What to produce:
Please show all lines of the records that include "text".

Raw data:
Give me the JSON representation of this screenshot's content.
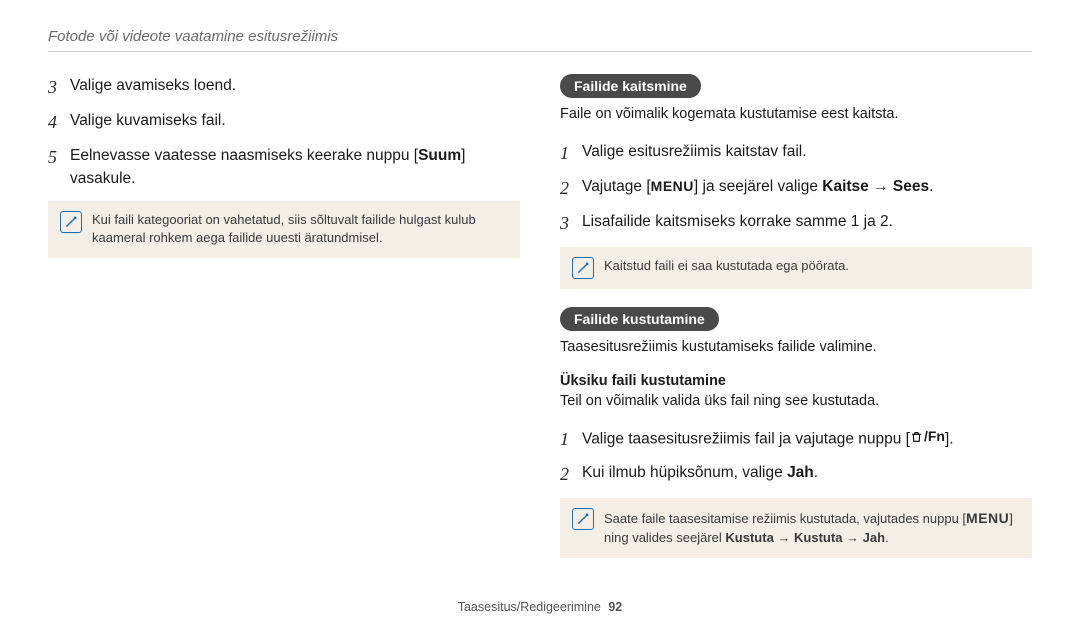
{
  "header": "Fotode või videote vaatamine esitusrežiimis",
  "left": {
    "steps": [
      {
        "num": "3",
        "text": "Valige avamiseks loend."
      },
      {
        "num": "4",
        "text": "Valige kuvamiseks fail."
      },
      {
        "num": "5",
        "prefix": "Eelnevasse vaatesse naasmiseks keerake nuppu [",
        "bold": "Suum",
        "suffix": "] vasakule."
      }
    ],
    "note": "Kui faili kategooriat on vahetatud, siis sõltuvalt failide hulgast kulub kaameral rohkem aega failide uuesti äratundmisel."
  },
  "right": {
    "protect": {
      "title": "Failide kaitsmine",
      "intro": "Faile on võimalik kogemata kustutamise eest kaitsta.",
      "steps": [
        {
          "num": "1",
          "text": "Valige esitusrežiimis kaitstav fail."
        },
        {
          "num": "2",
          "prefix": "Vajutage [",
          "menu": "MENU",
          "mid": "] ja seejärel valige ",
          "bold1": "Kaitse",
          "arrow": " → ",
          "bold2": "Sees",
          "suffix": "."
        },
        {
          "num": "3",
          "text": "Lisafailide kaitsmiseks korrake samme 1 ja 2."
        }
      ],
      "note": "Kaitstud faili ei saa kustutada ega pöörata."
    },
    "delete": {
      "title": "Failide kustutamine",
      "intro": "Taasesitusrežiimis kustutamiseks failide valimine.",
      "single_title": "Üksiku faili kustutamine",
      "single_intro": "Teil on võimalik valida üks fail ning see kustutada.",
      "steps": [
        {
          "num": "1",
          "prefix": "Valige taasesitusrežiimis fail ja vajutage nuppu [",
          "icon": "trash",
          "fn": "/Fn",
          "suffix": "]."
        },
        {
          "num": "2",
          "prefix": "Kui ilmub hüpiksõnum, valige ",
          "bold": "Jah",
          "suffix": "."
        }
      ],
      "note_prefix": "Saate faile taasesitamise režiimis kustutada, vajutades nuppu [",
      "note_menu": "MENU",
      "note_mid": "] ning valides seejärel ",
      "note_b1": "Kustuta",
      "note_arrow1": " → ",
      "note_b2": "Kustuta",
      "note_arrow2": " → ",
      "note_b3": "Jah",
      "note_suffix": "."
    }
  },
  "footer": {
    "section": "Taasesitus/Redigeerimine",
    "page": "92"
  }
}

Solved exercise:
        "text": "Valige avamiseks loend."
        "text": "Valige kuvamiseks fail."
          "text": "Valige esitusrežiimis kaitstav fail."
          "text": "Lisafailide kaitsmiseks korrake samme 1 ja 2."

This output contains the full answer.